The multiple industrial and agricultural revolutions have transformed the world. However, an unintended consequence of this progress is that we are changing the climate of our planet. In addition to the climate risks, we will need to provide enough clean energy, water and food of a more prosperous world that may grow to 11 billion by 2100. The talk will discuss the significant technical challenges and potential solutions that could provide better paths to a more sustainable future. How we transition from where we are now to where we need to be within 50 years, is arguably the most pressing set of issues that science, innovation and public policy have to address.
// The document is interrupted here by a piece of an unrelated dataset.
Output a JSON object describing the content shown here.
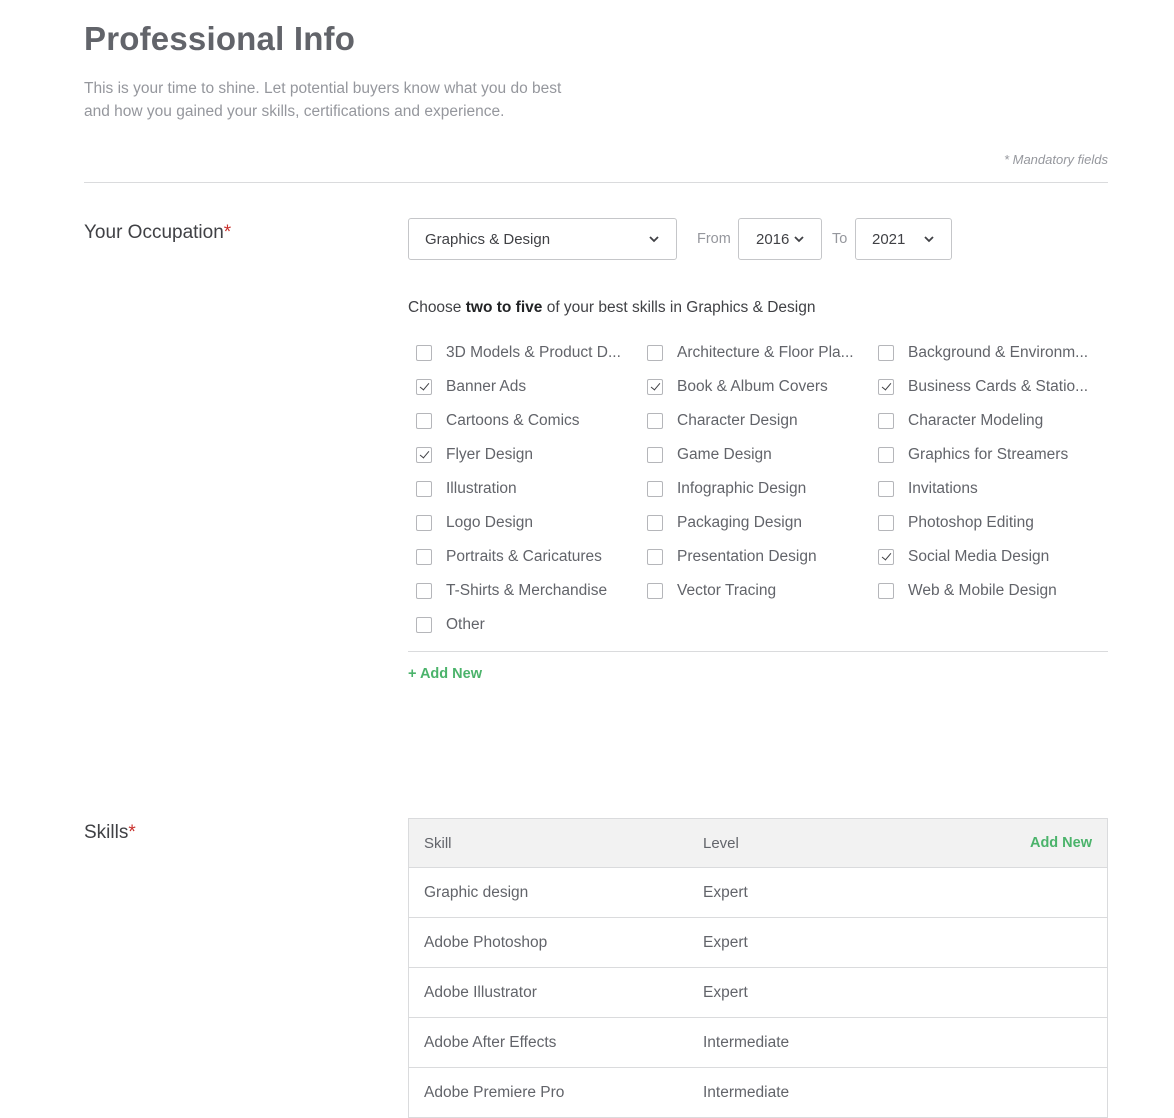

Steven Chu is Professor of Physics, Molecular and Cellular Physiology, and Environmental Science and Engineering at Stanford University. He shared the 1997 Nobel Prize in Physics for laser cooling and trapping of atoms. Other contributions include precision atom interferometry, optical tweezers of biomolecules, and the first biological studies using single molecule FRET. His current research is in molecular and cell physiology, medical imaging, nanoparticle synthesis for bioimaging, and battery research. He was US Secretary of Energy from 2009 to 2013. He has 35 honorary degrees, is a member of the National Academy of Sciences, the Pontifical Academy of Sciences and seven foreign academies.
Attending the event
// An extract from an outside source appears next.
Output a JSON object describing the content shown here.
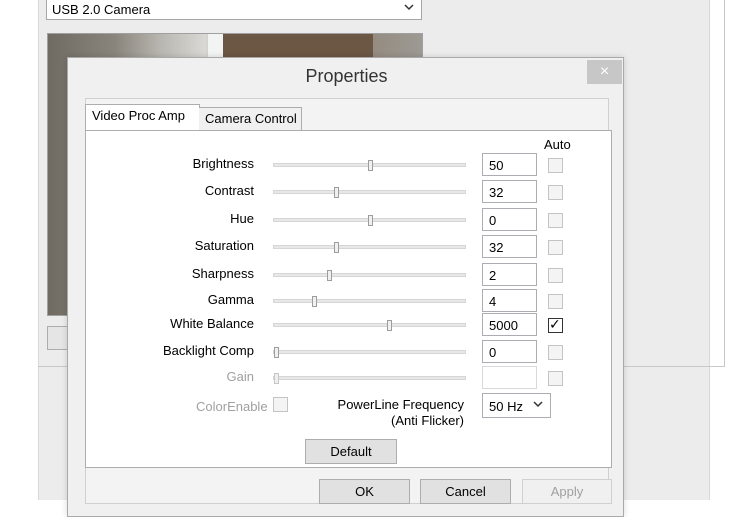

- The event is free to join
- Tickets to attend in person are extremely limited
- Live subtitles will be available in person and online.
Attending in person
- This lecture can be attended in person at the Royal Society
- Doors will open to the public at 6pm
- Tickets to attend in person are extremely limited. Registration is recommended to attend in person otherwise admittance cannot be guaranteed.
- Travel and accessibility information
Attending live online
- The lecture will also be livestreamed here and on the Royal Society YouTube channel
- You can take part in the live Q&A which will be available on this page
- This event will be recorded (including the live Q&A) and the recording will be available on YouTube soon after the event
- The Royal Society has an acceptable use policy for all online events, and we expect our users to abide by these guidelines.
Enquiries: contact the Events team